Solicitors are not generally allowed to photocopy death certificates for endorsement and use as evidence of death.

There is no legal limit on how many policies you can have, the levels of cover you apply for may be restricted depending on your financial circumstances.  You can take any number of covers as long as you can afford the premiums.  Multiple policies can offer an extra level of protection that a single plan may not able to provide you.

Yes, it may still be valid but there is a set criteria for this. E.g. the person still has a UK bank account or retained residential status in the UK.

 

If you currently have cover and have moved abroad, you must call your insurer and inform them of this. If for example you have moved or are moving to country where there is risk of war, you may need to look for a new policy as you may no longer be covered.

 

Many people decide to take out their life insurance when they are younger but then they may decide to relocate to another country, it is always advisable to contact your insurer to let them know so that you know that you are covered.

 

As with everything in your life, it is important to review your policies on a regular basis.

It is a policy which guarantees that the insurer will pay out a lump sum whenever you die rather than by a specified time frame like a term policy. 

The primary advantage of a whole of life policy is that as long as you keep up with the monthly premium payments, it does not expire or decrease in value and is guaranteed to pay out on your death.

Yes- dependent on your individual circumstances and terms of your new contract, we have lenders that will consider a mortgage application for those who have started a new job.

If you are within your fixed rate period, then you will not see an increase in your mortgage payments. If, however you have a tracker mortgage or are on the lender’s standard variable rate then you should expect to see an increase in your monthly repayments.  Equally, if the Base Rate decreases, then you would expect a reduction in your monthly mortgage payment.

Yes you can get a buy to let mortgage on a multi-unit property, however not all lenders will consider lending on this type of security as it is not a property type that can be easily sold to a single family. An example of a multi-unit property could be a single house which has been converted or split into two of more units, but the overall property is on a single title.

The lenders that usually accept this property type, will require for the individual units to be self-contained with separate access, own utilities, and they must not have individual leases on the units, if you are looking to lending against the whole building.

Some lenders will also require a minimum amount of landlord experience, before they will consider lending on this property type.

Most buy to let lenders will have separate HMO mortgage products. Hence if a property is a HMO, then you have to apply for a HMO mortgage on a HMO product.

Traditionally, these products tend to be more expensive than Standard Buy to Let properties and tend to be limited predominantly to specialist Buy to Let Lenders rather than the traditional high street banks.
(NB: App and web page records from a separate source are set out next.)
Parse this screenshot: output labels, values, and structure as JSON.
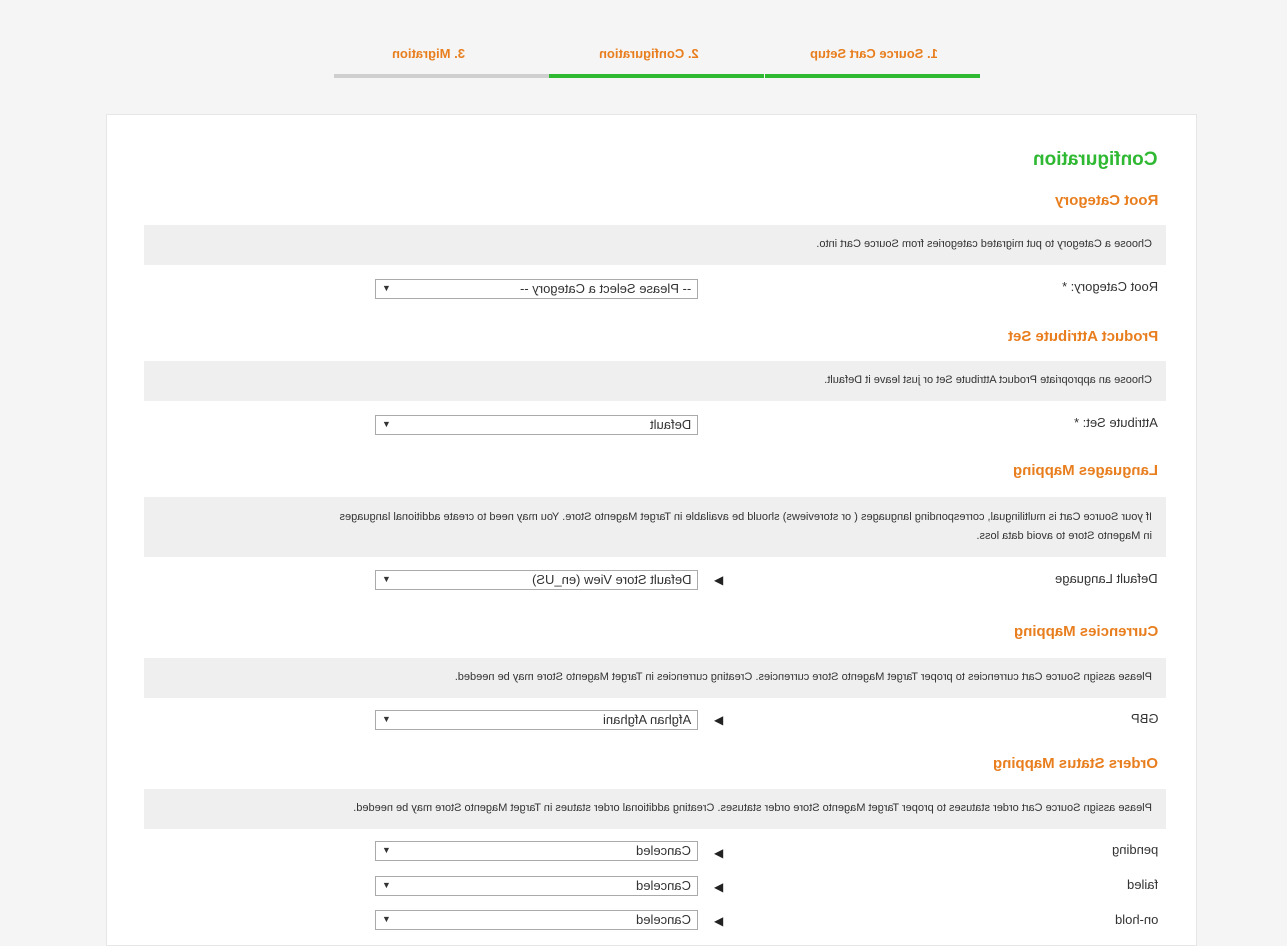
{
  "steps": [
    {
      "label": "1. Source Cart Setup"
    },
    {
      "label": "2. Configuration"
    },
    {
      "label": "3. Migration"
    }
  ],
  "colors": {
    "accent_green": "#2fb832",
    "accent_orange": "#e87e1e",
    "note_bg": "#efefef"
  },
  "page_title": "Configuration",
  "root_category": {
    "heading": "Root Category",
    "note": "Choose a Category to put migrated categories from Source Cart into.",
    "label": "Root Category: *",
    "value": "-- Please Select a Category --"
  },
  "attribute_set": {
    "heading": "Product Attribute Set",
    "note": "Choose an appropriate Product Attribute Set or just leave it Default.",
    "label": "Attribute Set: *",
    "value": "Default"
  },
  "languages": {
    "heading": "Languages Mapping",
    "note_line1": "If your Source Cart is multilingual, corresponding languages ( or storeviews) should be available in Target Magento Store. You may need to create additional languages",
    "note_line2": "in Magento Store to avoid data loss.",
    "label": "Default Language",
    "value": "Default Store View (en_US)"
  },
  "currencies": {
    "heading": "Currencies Mapping",
    "note": "Please assign Source Cart currencies to proper Target Magento Store currencies. Creating currencies in Target Magento Store may be needed.",
    "label": "GBP",
    "value": "Afghan Afghani"
  },
  "orders": {
    "heading": "Orders Status Mapping",
    "note": "Please assign Source Cart order statuses to proper Target Magento Store order statuses. Creating additional order statues in Target Magento Store may be needed.",
    "rows": [
      {
        "label": "pending",
        "value": "Canceled"
      },
      {
        "label": "failed",
        "value": "Canceled"
      },
      {
        "label": "on-hold",
        "value": "Canceled"
      }
    ]
  }
}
In the event of a valid claim, income protection insurance pays a regular weekly or monthly income to those who are unable to work due to sickness or injury or those who have to switch to a lower-paid job due to sickness or injury. The main aim is to replace lost earnings, subject to a maximum limit.

The whole point of taking out a protection policy is to protect yourself and your family, why would you want to pay premiums for a policy which may never payout?

Insurers take any non-disclosure of requested information very seriously and have the right to investigate further if they feel that one of their applicants have not told the truth on their application. Some insurers can look at any point request medical information from your GP, and if the dates or condition(s) have not been disclosed, they can cancel the application so you would have paid your premiums for nothing.

It is very important, to make a full disclosure with regards to your health and lifestyle to ensure that in the event of a claim, the policy will pay out the benefit (sum assured).